DATA FOR REVIEW:
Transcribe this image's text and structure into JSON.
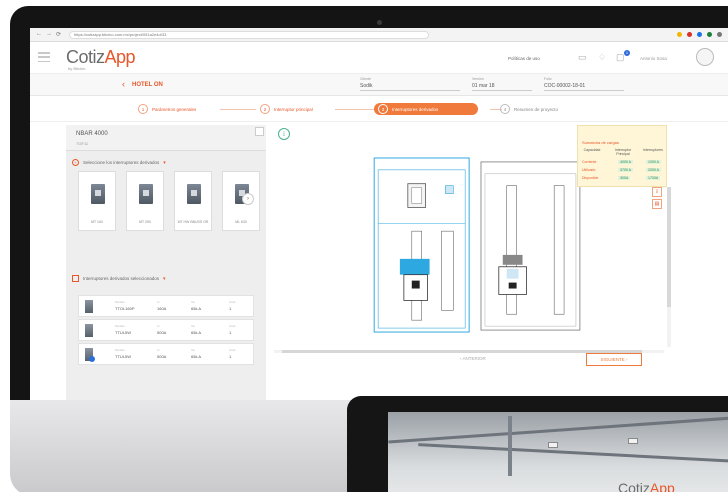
{
  "browser": {
    "url": "https://cotizapp.bticino.com.mx/project/051a2e4d/33",
    "nav_back": "←",
    "nav_fwd": "→",
    "nav_reload": "⟳"
  },
  "header": {
    "logo_main": "Cotiz",
    "logo_accent": "App",
    "logo_sub": "by Bticino",
    "link": "Políticas de uso",
    "user_name": "Antonio Sosa",
    "notifications": "1"
  },
  "project": {
    "name": "HOTEL ON",
    "fields": [
      {
        "label": "Cliente",
        "value": "Sodik"
      },
      {
        "label": "Versión",
        "value": "01 mar 18"
      },
      {
        "label": "Folio",
        "value": "COC-00002-18-01"
      }
    ]
  },
  "steps": [
    {
      "num": "1",
      "label": "Parámetros generales"
    },
    {
      "num": "2",
      "label": "Interruptor principal"
    },
    {
      "num": "3",
      "label": "Interruptores derivados"
    },
    {
      "num": "4",
      "label": "Resumen de proyecto"
    }
  ],
  "left_panel": {
    "model": "NBAR 4000",
    "model_code": "TGF11",
    "select_header": "Seleccione los interruptores derivados",
    "cards": [
      {
        "caption": "MT 160"
      },
      {
        "caption": "MT 250"
      },
      {
        "caption": "MT HW BBUSS OR"
      },
      {
        "caption": "ML 630"
      }
    ],
    "selected_header": "Interruptores derivados seleccionados",
    "columns": [
      "Modelo",
      "In",
      "Icu",
      "Cant."
    ],
    "rows": [
      {
        "model": "TTOL160P",
        "in": "160A",
        "icu": "65k A",
        "qty": "1"
      },
      {
        "model": "TTUL5W",
        "in": "500A",
        "icu": "65k A",
        "qty": "1"
      },
      {
        "model": "TTUL5W",
        "in": "500A",
        "icu": "65k A",
        "qty": "1"
      }
    ]
  },
  "summary": {
    "title": "Sumatoria de cargas",
    "headers": [
      "Capacidad",
      "Interruptor Principal",
      "Interruptores"
    ],
    "rows": [
      {
        "label": "Corriente",
        "a": "4000 A",
        "b": "1000 A"
      },
      {
        "label": "Utilizado",
        "a": "3700 A",
        "b": "2000 A"
      },
      {
        "label": "Disponible",
        "a": "300A",
        "b": "1700A"
      }
    ]
  },
  "nav": {
    "prev": "ANTERIOR",
    "next": "SIGUIENTE"
  },
  "colors": {
    "accent": "#f07a3b",
    "brand": "#e7572a",
    "selected_blue": "#2ea8e0"
  }
}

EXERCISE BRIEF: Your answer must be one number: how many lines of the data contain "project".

ANSWER BOX: 2